In the past, the music business was controlled by the major record labels. The record labels controlled everything in an artist’s career from start to finish. The record label would control and artist image, airplay, access to audits, likeness, royalty rate, success and everything in between while under the record label contract. When the artist career was over, the artist often didn’t have anything to show for their hard work and creativity.
Back in the day, the record label would finance artist’s project up front in the form of an advance. The advance usually amounted to a loan which the artist had to repay. The record label would finance the recording, distribution and promotion of the artist project and then “recoup” the money after the project started selling. Although it seems fair on the surface, the record label would charge the artist for much more than what the record label provided. The record label would not only bill the artist for the things mentioned above, but they would deduct artist royalties for damaged goods, record club discounts and a wealth of other expenses. In addition the record label would take these deductions from the artists’ gross earnings.
Although the record label would allow an artist to audit the record company’s books, many artists didn’t conduct any audits. Artists were generally afraid of angering the record labels by asking the record labels to show the expenses and deductions in writing. This justifiable fear kept artist’s in their place – under the record labels’ control.
Today with digital technology, the power is shifting into the hands of the artist
There’s a new trend in the music business that has record labels sweating in the boardroom. This new trend is called “Do It Yourself” (D.I.Y.). With Digital Technology anyone can start a record label and have a personal studio on their computer. There are a number of free or (very inexpensive) studio recording software applications that allow an artist to record and distribute their own material without the help or control of any other record label.
An artist can easily promote and sell their CD’s and MP3’s online at thousands of internet sites. In addition there are many new web hosting services that allow an artist to have a website dedicated to promoting their and selling their music to the growing online community.
There are hundreds of artists making a living selling their music online. Think about it, if you sold 20,000 CD’s online at $10, you’d earn $200,000. If you sold 20,000 for a record label you’d be in debt and you’d face the risk of being dropped from the record label.
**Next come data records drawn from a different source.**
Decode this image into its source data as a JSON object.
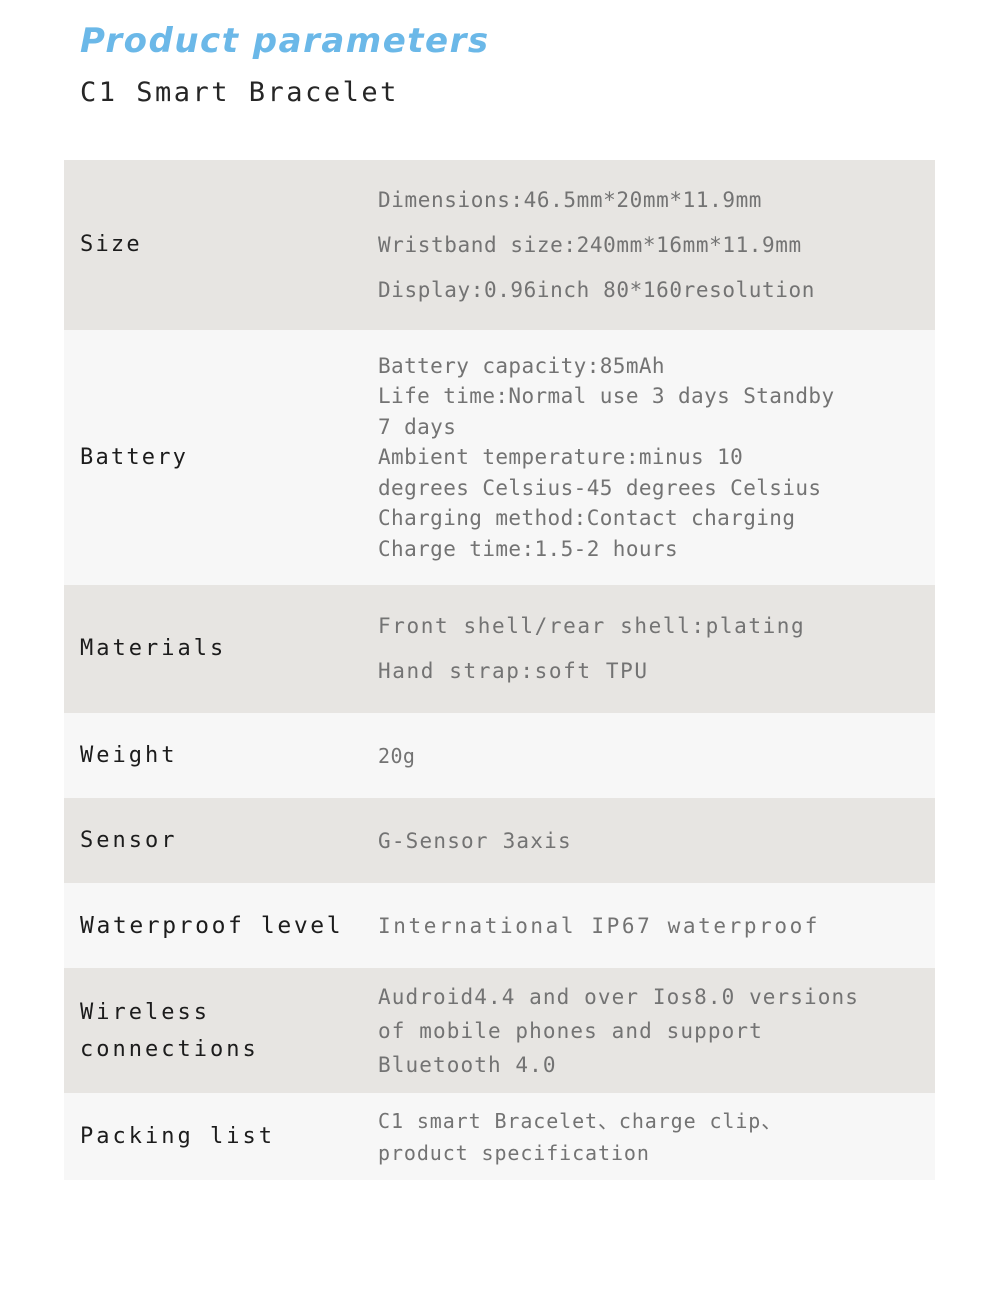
{
  "header": {
    "title": "Product parameters",
    "subtitle": "C1 Smart Bracelet",
    "title_color": "#6bb8e8",
    "subtitle_color": "#262626"
  },
  "table": {
    "row_shade_dark": "#e7e5e2",
    "row_shade_light": "#f7f7f7",
    "label_color": "#1c1c1c",
    "value_color": "#737373",
    "rows": [
      {
        "label": "Size",
        "value": "Dimensions:46.5mm*20mm*11.9mm\nWristband size:240mm*16mm*11.9mm\nDisplay:0.96inch 80*160resolution"
      },
      {
        "label": "Battery",
        "value": "Battery capacity:85mAh\nLife time:Normal use 3 days Standby\n7 days\nAmbient temperature:minus 10\ndegrees Celsius-45 degrees Celsius\nCharging method:Contact charging\nCharge time:1.5-2 hours"
      },
      {
        "label": "Materials",
        "value": "Front shell/rear shell:plating\nHand strap:soft TPU"
      },
      {
        "label": "Weight",
        "value": "20g"
      },
      {
        "label": "Sensor",
        "value": "G-Sensor 3axis"
      },
      {
        "label": "Waterproof level",
        "value": "International IP67 waterproof"
      },
      {
        "label": "Wireless\nconnections",
        "value": "Audroid4.4 and over Ios8.0 versions\nof mobile phones and support\nBluetooth 4.0"
      },
      {
        "label": "Packing list",
        "value": "C1 smart Bracelet、charge clip、\nproduct specification"
      }
    ]
  }
}
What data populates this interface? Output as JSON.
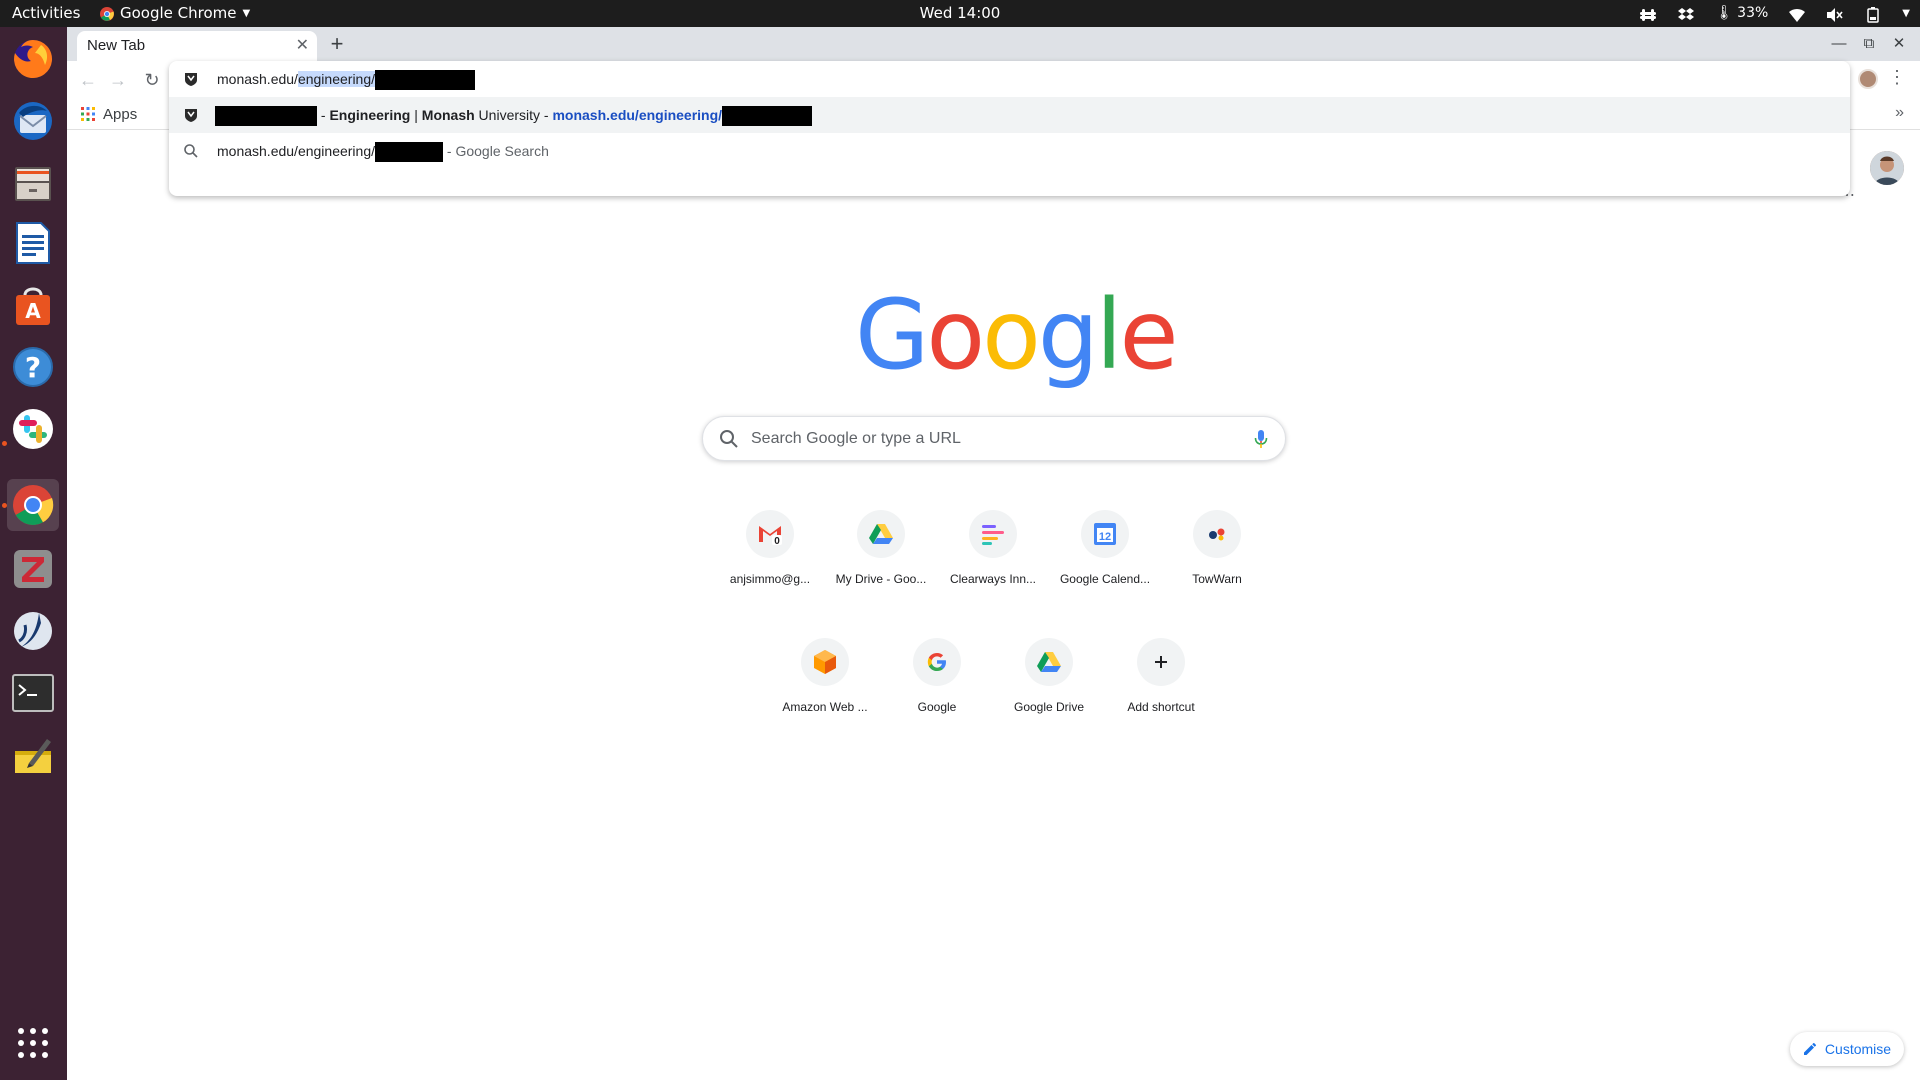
{
  "topbar": {
    "activities": "Activities",
    "app_name": "Google Chrome",
    "clock": "Wed 14:00",
    "battery": "33%"
  },
  "dock": {
    "items": [
      "firefox",
      "thunderbird",
      "files",
      "libreoffice-writer",
      "software-center",
      "help",
      "slack",
      "chrome",
      "zotero",
      "jabref",
      "terminal",
      "text-editor"
    ]
  },
  "tab": {
    "title": "New Tab"
  },
  "bookmarks": {
    "apps_label": "Apps"
  },
  "omnibox": {
    "input_prefix": "monash.edu/",
    "input_highlight": "engineering/",
    "suggestion_1": {
      "title_sep": " - ",
      "title_bold_1": "Engineering",
      "title_mid": " | ",
      "title_bold_2": "Monash",
      "title_tail": " University - ",
      "url": "monash.edu/engineering/"
    },
    "suggestion_2": {
      "query": "monash.edu/engineering/",
      "suffix": " - Google Search"
    }
  },
  "search": {
    "placeholder": "Search Google or type a URL"
  },
  "shortcuts": [
    {
      "label": "anjsimmo@g...",
      "icon": "gmail-icon"
    },
    {
      "label": "My Drive - Goo...",
      "icon": "drive-icon"
    },
    {
      "label": "Clearways Inn...",
      "icon": "clearways-icon"
    },
    {
      "label": "Google Calend...",
      "icon": "calendar-icon",
      "badge": "12"
    },
    {
      "label": "TowWarn",
      "icon": "towwarn-icon"
    },
    {
      "label": "Amazon Web ...",
      "icon": "aws-icon"
    },
    {
      "label": "Google",
      "icon": "google-icon"
    },
    {
      "label": "Google Drive",
      "icon": "drive-icon"
    },
    {
      "label": "Add shortcut",
      "icon": "plus-icon"
    }
  ],
  "customise": {
    "label": "Customise"
  },
  "colors": {
    "google_blue": "#4285f4",
    "google_red": "#ea4335",
    "google_yellow": "#fbbc05",
    "google_green": "#34a853",
    "dock_bg": "#3c2233",
    "topbar_bg": "#1d1d1d"
  }
}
By recording, distributing, promoting and selling your music yourself, you control your destiny. Today an artist can control their expenses, track their deductions and not live in fear of any record company.
Today the power is in the artist hand of the artist’s.